By Jamie Stiehm, Thomas Jefferson Street blog
A year ago, euphoria broke out all over, remember? I saved some year-old notes to bottle the moment in history. See if they help take you back to a bright shining day that now seems distant, or as a friend put it, "quite some time ago."
From my journal:
The way they walked at the break of Tuesday, Inauguration Day, Jan. 20, 2009, said it all without words. Thousands streamed into the Washington winter sunrise walking like thunder toward the Capitol for the high noon swearing-in of President Barack Obama. Then it swelled to a multitude of two million on a long civilian march. The body language translated to plain English: we the people are taking back this town and country today. A "sharp sparkle" (to quote the Inaugural poet) floated in the arctic air.
As I woke early that day, I felt a stir listening to the conversation between two lovely, fiery houseguests as they dressed for a date with history they each crossed many miles to keep. One, a public defender in Los Angeles, is the granddaughter of a man of color born 100 years ago in the Jim Crow era. He wrote for African-American newspapers in Pittsburgh and other cities. She said she felt a "responsibility" to her dignified late grandfather to be nowhere but there that day. She made me realize many in the throng brought the spirits of loved ones. Obama won her over only after hearing his sensible wife Michelle speak. "She wouldn't marry just anybody," she said.
The other, a lawyer in South Carolina, is 47 like me, also the new president's age. Like Obama, she's biracial: with a white mother and a black father. Her parents are prominent educators and lively people who met my parents when they were neighbors in a city housing project in Harlem. Her white Irish grandmother babysat us together when we were very young in the early 1960s. While my father was doing a medical residency and my mother was pursuing a Ph.D. at Columbia, I was out on Broadway seeing the world with my first friend and playmate, Kelly Seabrook. The question often asked on the sidewalk was, were we sweet babies twins?
Sweet it is the world has more public room now for private life stories that span black and white, like hers and Obama's Kansan-Kenyan parentage. The children in the 1960s are now living some of the dreams of those tumultuous times, even the murdered ones.

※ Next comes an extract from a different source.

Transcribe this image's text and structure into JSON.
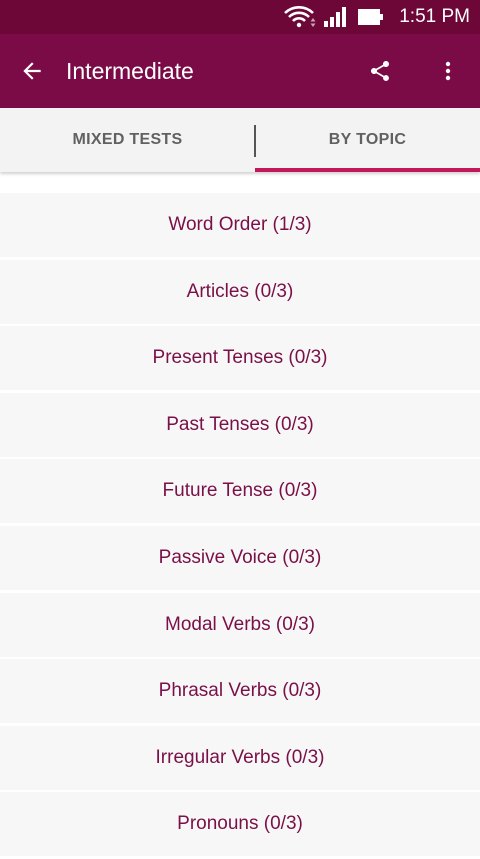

For Kelly, the take-home memory was the weeping and hugs all around among friends, families and strangers after Obama was actually sworn in. For Bostonian Tim Kirk, a white friend I met years ago on a losing Democratic presidential campaign, it was much the same: "I was cold as hell weeping on the Mall, embracing strangers." High noon was a long time coming.

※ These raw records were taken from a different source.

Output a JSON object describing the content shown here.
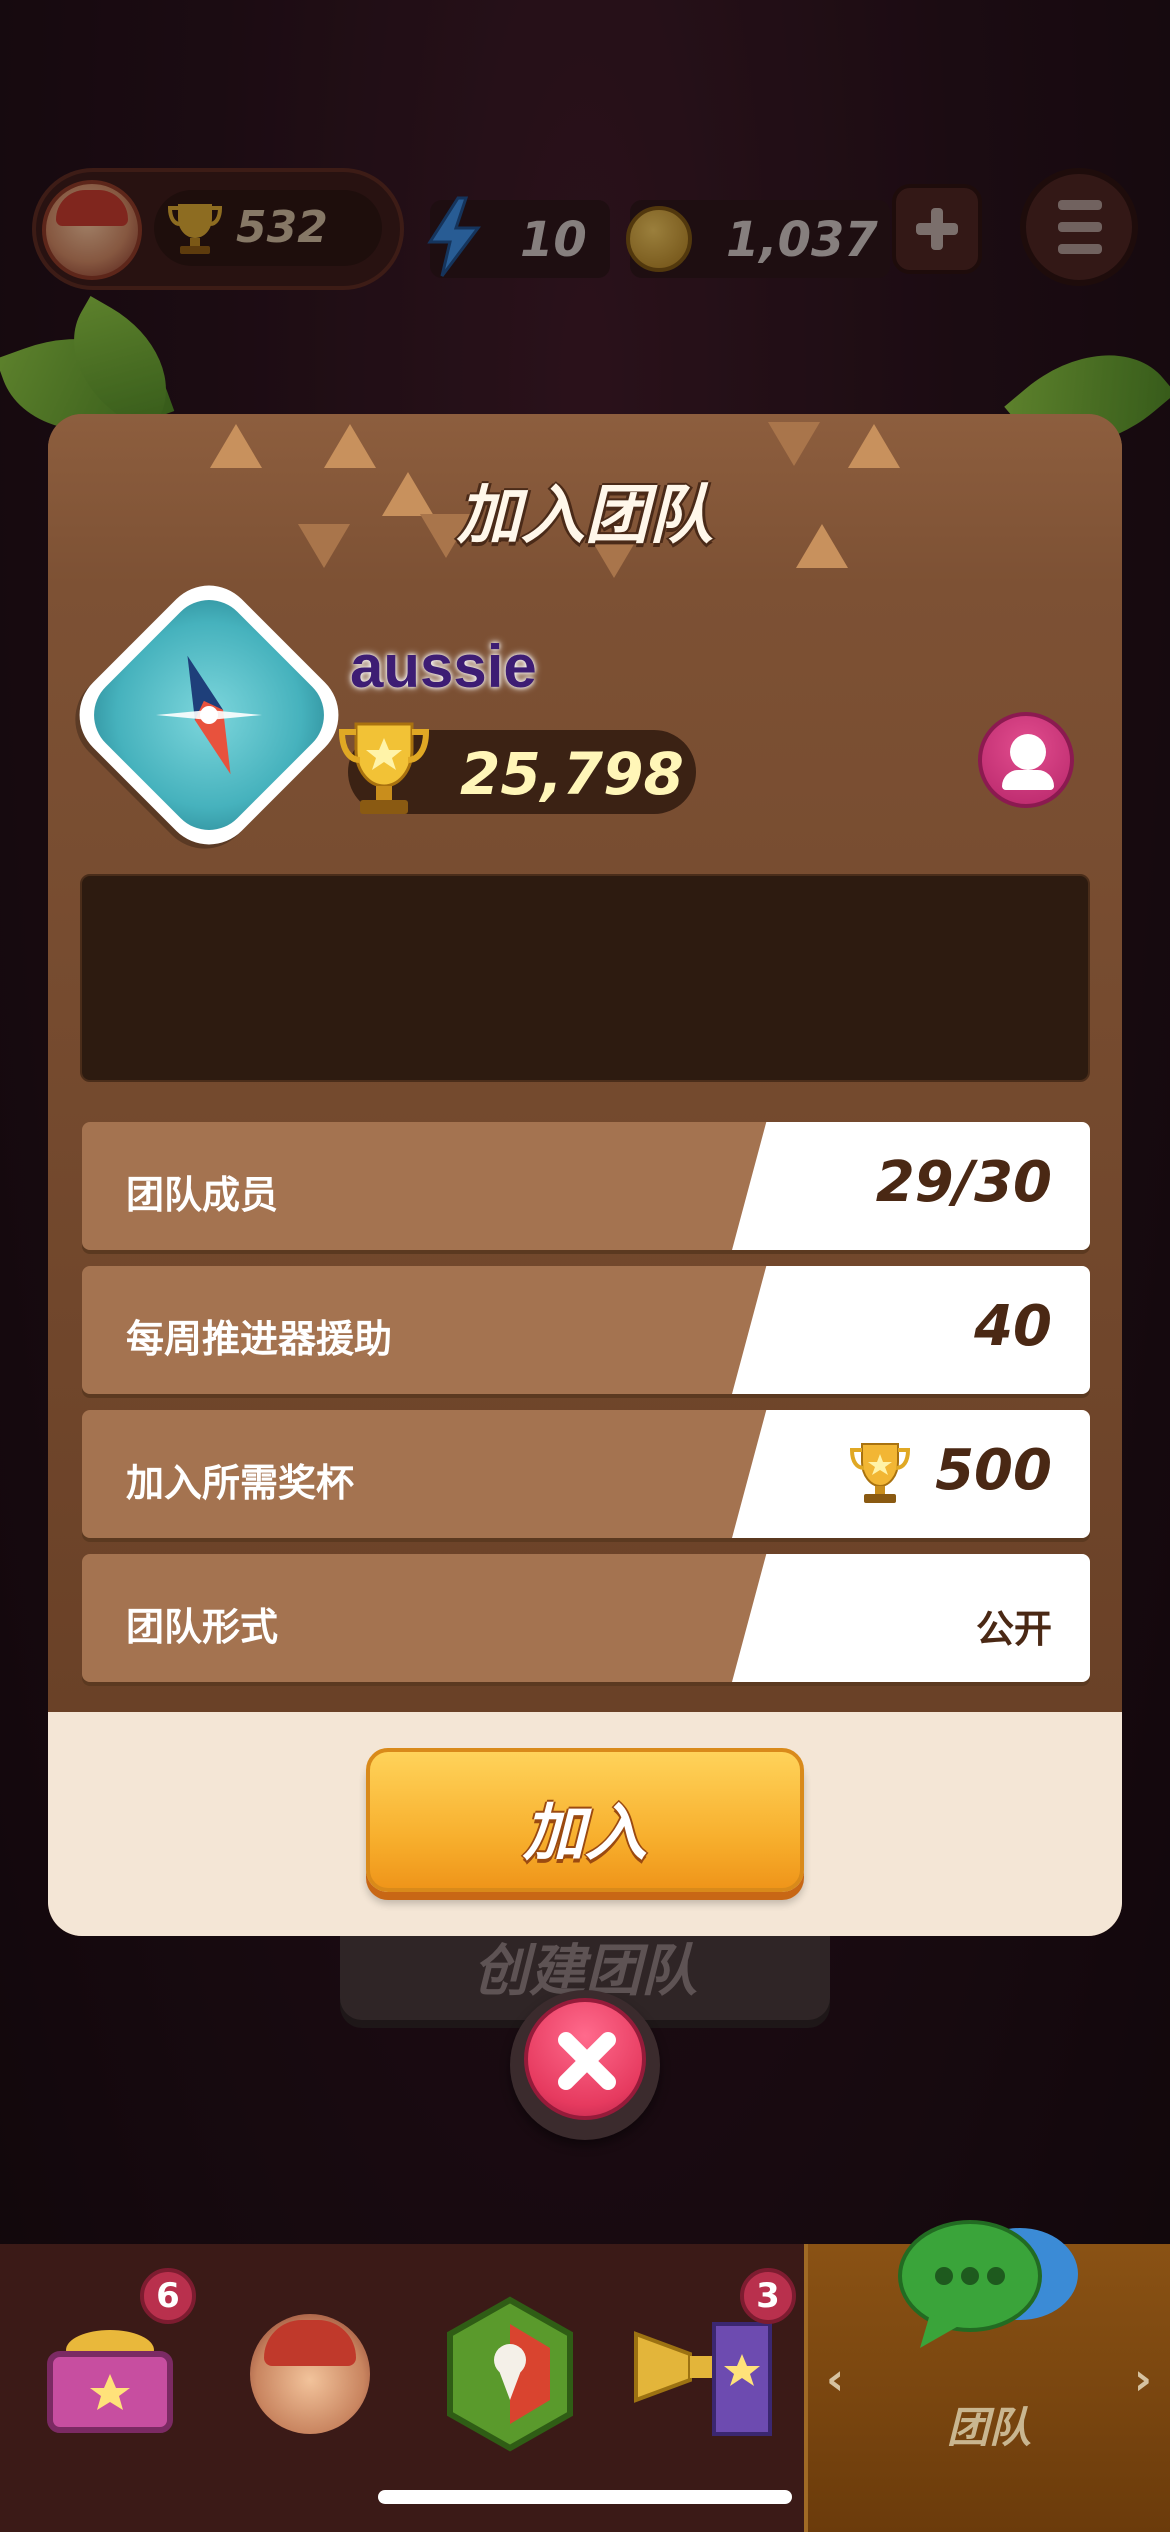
{
  "topbar": {
    "trophies": "532",
    "energy": "10",
    "coins": "1,037"
  },
  "dialog": {
    "title": "加入团队",
    "team_name": "aussie",
    "team_trophies": "25,798",
    "description": "",
    "rows": [
      {
        "label": "团队成员",
        "value": "29/30"
      },
      {
        "label": "每周推进器援助",
        "value": "40"
      },
      {
        "label": "加入所需奖杯",
        "value": "500"
      },
      {
        "label": "团队形式",
        "value": "公开"
      }
    ],
    "join_label": "加入"
  },
  "background": {
    "create_team_label": "创建团队"
  },
  "bottom_nav": {
    "shop_badge": "6",
    "events_badge": "3",
    "team_label": "团队"
  },
  "colors": {
    "dialog_brown": "#7d5134",
    "row_brown": "#a47350",
    "join_orange": "#f7ae2c",
    "close_pink": "#e63a5f",
    "team_name_purple": "#3a2270"
  }
}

Plenty of young eyes were watching too, glad to delete or change the channel from the gray George W. Bush years. I was reminded of youth's vigor by Trevor Gopnik, 17, planning to "bounce" (leave) his father's 50th birthday party at midnight Monday to drive downtown with his three best friends. Four guys, high school seniors all, mobilized for adventure and willing to sleep in a car--or a girl's dorm room, if necessary--to beat the rush. This will be their coming-of-age frame of American history, a story worth the telling when they leave home for college. At the Inaugural Eve party for Trevor's father, I wore a green silk dress with gold embroidery that already came to symbolize a new day for me. We all live in hope, though fear is not far behind in the bleak mid-winter economy. Don't we all know that.
A few miles across town, the re-invented media danced all night at the Huffington Post's splashy event at the Newseum, kind of an overhyped bloggers ball. For an ink-stained wretch who spent ten years as a reporter at the Baltimore Sun, this event captured something else: the rise of the ethereal media and the fall of the old-fashioned city room vibe that goes hand-in-hand with coffee, editors, a union, and regular paychecks. And yet I've been blogging on politics over the last year. While I enjoy the freedom of the form, there is nothing like a self-respecting newspaper that exists in time and place. Remember the bittersweet song, "Both Sides Now?"

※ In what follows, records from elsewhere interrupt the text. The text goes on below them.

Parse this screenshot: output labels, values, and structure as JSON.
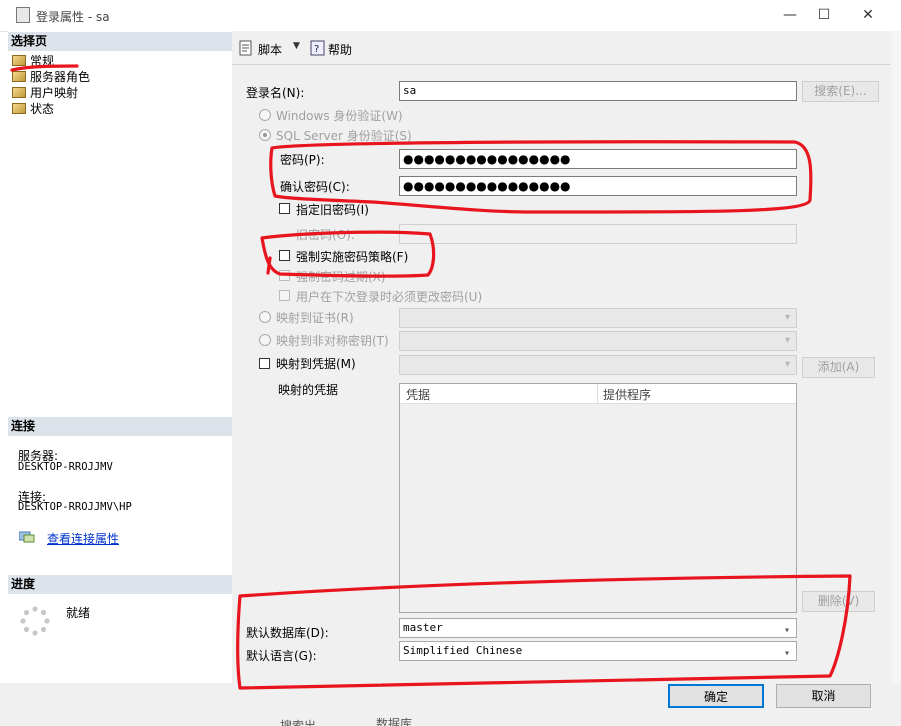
{
  "window": {
    "title": "登录属性 - sa",
    "minimize": "—",
    "maximize": "☐",
    "close": "✕"
  },
  "sidebar": {
    "select_page_header": "选择页",
    "items": [
      {
        "label": "常规"
      },
      {
        "label": "服务器角色"
      },
      {
        "label": "用户映射"
      },
      {
        "label": "状态"
      }
    ],
    "connection_header": "连接",
    "server_label": "服务器:",
    "server_value": "DESKTOP-RROJJMV",
    "connection_label": "连接:",
    "connection_value": "DESKTOP-RROJJMV\\HP",
    "view_connection_link": "查看连接属性",
    "progress_header": "进度",
    "progress_status": "就绪"
  },
  "toolbar": {
    "script_label": "脚本",
    "help_label": "帮助"
  },
  "form": {
    "login_name_label": "登录名(N):",
    "login_name_value": "sa",
    "search_button": "搜索(E)...",
    "windows_auth_label": "Windows 身份验证(W)",
    "sql_auth_label": "SQL Server 身份验证(S)",
    "password_label": "密码(P):",
    "password_value": "●●●●●●●●●●●●●●●●",
    "confirm_password_label": "确认密码(C):",
    "confirm_password_value": "●●●●●●●●●●●●●●●●",
    "specify_old_password_label": "指定旧密码(I)",
    "old_password_label": "旧密码(O):",
    "enforce_policy_label": "强制实施密码策略(F)",
    "enforce_expiration_label": "强制密码过期(X)",
    "must_change_label": "用户在下次登录时必须更改密码(U)",
    "map_certificate_label": "映射到证书(R)",
    "map_asym_key_label": "映射到非对称密钥(T)",
    "map_credential_label": "映射到凭据(M)",
    "add_button": "添加(A)",
    "mapped_credentials_label": "映射的凭据",
    "grid_columns": [
      "凭据",
      "提供程序"
    ],
    "remove_button": "删除(V)",
    "default_db_label": "默认数据库(D):",
    "default_db_value": "master",
    "default_lang_label": "默认语言(G):",
    "default_lang_value": "Simplified Chinese"
  },
  "footer": {
    "ok_button": "确定",
    "cancel_button": "取消"
  },
  "background_fragments": [
    "搜索出",
    "数据库"
  ],
  "colors": {
    "annotation_red": "#e8151f",
    "section_header": "#dde3ea",
    "panel_bg": "#f0f0f0",
    "ok_border": "#0078d7"
  }
}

Joni Mitchell got it right. Still somehow, if it hadn't been for the intense political engagement catalyzed by the Huffington Post and other online sites, the 2008 presidential election might have been very different. So thank you, Arianna, for making some history of your own.
At a Sunday Lincoln Memorial concert which topped the Inaugural festivities, a few tears dropped. Opera soprano Renee Fleming sent a gorgeous, profoundly optimistic melody heavenward: "You'll Never Walk Alone" from the musical Carousel. My most transcendental moment was seeing three favorites: Bruce Springsteen, Pete Seeger and Abraham Lincoln (seated in marble) harmonizing the defiant folk classic "This Land Is Your Land," joined by just about everyone who came. That song sings of a hauntingly American arc: loss, reclamation and taking back our land and country to make it whole again.